YouTube - John Collects Water
By now we have abandoned any hope of keeping dry. Our packs are covered but everything else is soaked so we cross the creeks and their tributaries without hesitation. Poles are a great thing, sometimes. After the third crossing, we forgo pouring water from our boots. Forney Creek Trail
Five hours later, we arrive at campsite #69 and promptly, the rain ceases. We make camp, cook supper and visit with George D. The night is beautiful and star filled.
Day 2. Slow morning, lots of coffee. Plan to continue descent to Springhouse Branch. Swollen Rivers are still an issue but since none of our footwear is dry anyway we trudge onward. Long Hail the StormCrow! The day heats up and we lunch at campsite #71 not far from Fontana Lake. It gets so hot that a nice swim is in order.
Since we intended to stay here last night, our days hike will be around 14 miles. It is intended to follow Springhouse Branch to Forney Creek. As we begin the ascent, the sun heats the trail and we both look for snakes. It doesn't take long for me to step on this fellow, enjoying the sun.

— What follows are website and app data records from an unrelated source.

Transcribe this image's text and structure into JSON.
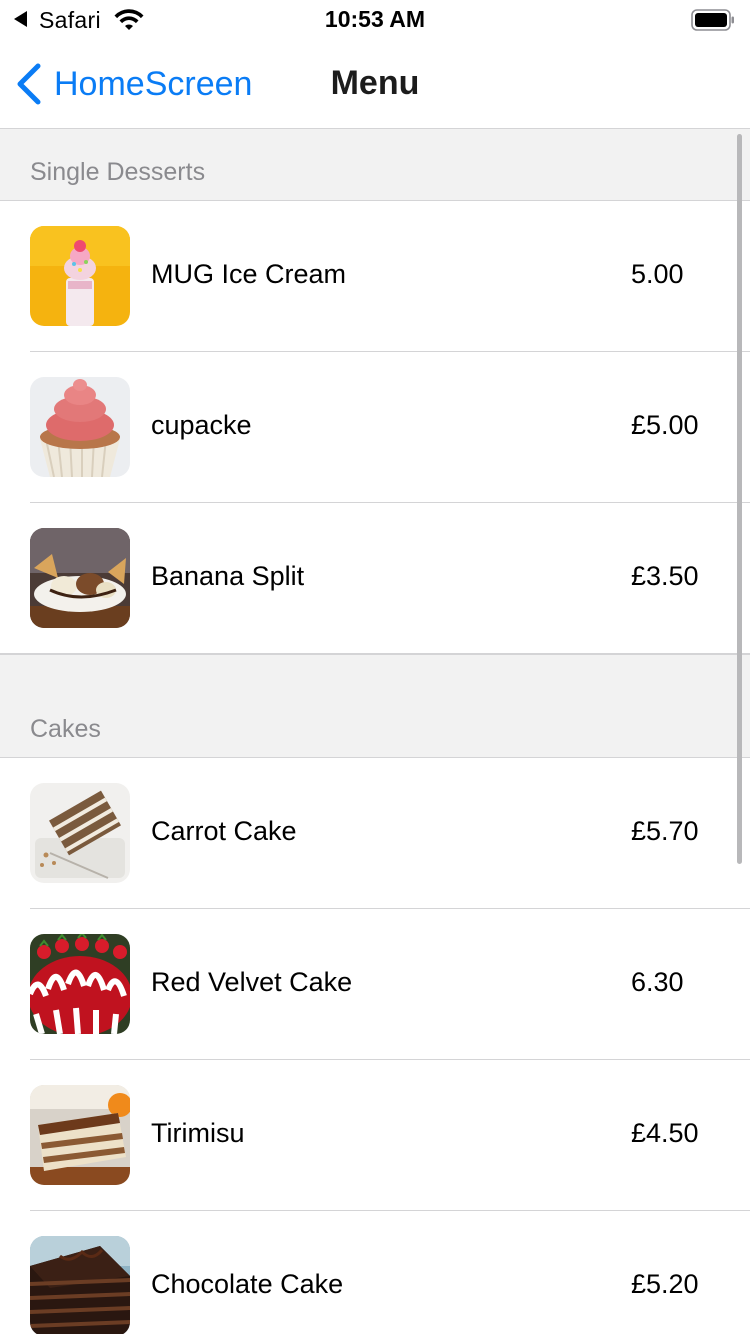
{
  "status_bar": {
    "back_app": "Safari",
    "time": "10:53 AM"
  },
  "nav": {
    "back_label": "HomeScreen",
    "title": "Menu",
    "accent": "#0a7cf5"
  },
  "sections": [
    {
      "header": "Single Desserts",
      "items": [
        {
          "name": "MUG Ice Cream",
          "price": "5.00",
          "icon": "ice-cream-photo"
        },
        {
          "name": "cupacke",
          "price": "£5.00",
          "icon": "cupcake-photo"
        },
        {
          "name": "Banana Split",
          "price": "£3.50",
          "icon": "banana-split-photo"
        }
      ]
    },
    {
      "header": "Cakes",
      "items": [
        {
          "name": "Carrot Cake",
          "price": "£5.70",
          "icon": "carrot-cake-photo"
        },
        {
          "name": "Red Velvet Cake",
          "price": "6.30",
          "icon": "red-velvet-photo"
        },
        {
          "name": "Tirimisu",
          "price": "£4.50",
          "icon": "tiramisu-photo"
        },
        {
          "name": "Chocolate Cake",
          "price": "£5.20",
          "icon": "chocolate-cake-photo"
        }
      ]
    }
  ]
}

(sorry little guy)
Since the clouds were moving in, we pick up the pace. A discussion is made regarding water and the lack of it up the trail. We decide not to carry extra pounds of it and that proves to be the right decision as the rain begins shortly thereafter. It rained sideways with lightning and thunder. Martin suggested a bivouac but I prevailed upon him to press on. Adding insult to injury is the fact that this overgrown bushwhacking adventure (I say bushwhack because it appeared as if no one had hiked this mother in years and weeds were over our heads at times. A machete would have been useful.) was now uphill in a creek, as opposed to the downhill creek float of the day before.
(martin pauses during a break in the storm to flex for the camera)
Martin is cursing me heavily now and I probably deserved some of it. We are five miles up to the split which is mismarked by a mile and a half when the rain really lets loose. We laugh now and fill our bottles with water, which we haven't had for several hours. We have gained a couple thousand feet in elevation and lost quite a bit in sweat. H20 was no problem at this point, just look up and fill your mouth with rainwater, it didn't take long.
In total, we hiked for ten hours on Sunday and completed 14 miles. Sound slow? Well, you try carrying a 30lb pack that has become a 40lb pack with all the rainwater uphill for 11 of the 14 miles. There was one payoff, despite all the blisters and sore backs.
(Andrews Bald during a break in the storm)
Andrews Bald is a little know pot of gold at the end of this rainbow. We caught a spectacular sunset from there. We had two miles to Clingman's Dome and the car. By now the wetness had caused severe chafing in several areas that I will not mention and my blisters had popped more than once. We trudged through the river formerly known as trail the last few miles to the top. A real Smokies Epic not soon to be repeated by this cowboy. Hat's off to the Hunley for his ability to get back out after a hiatus and whip its tail.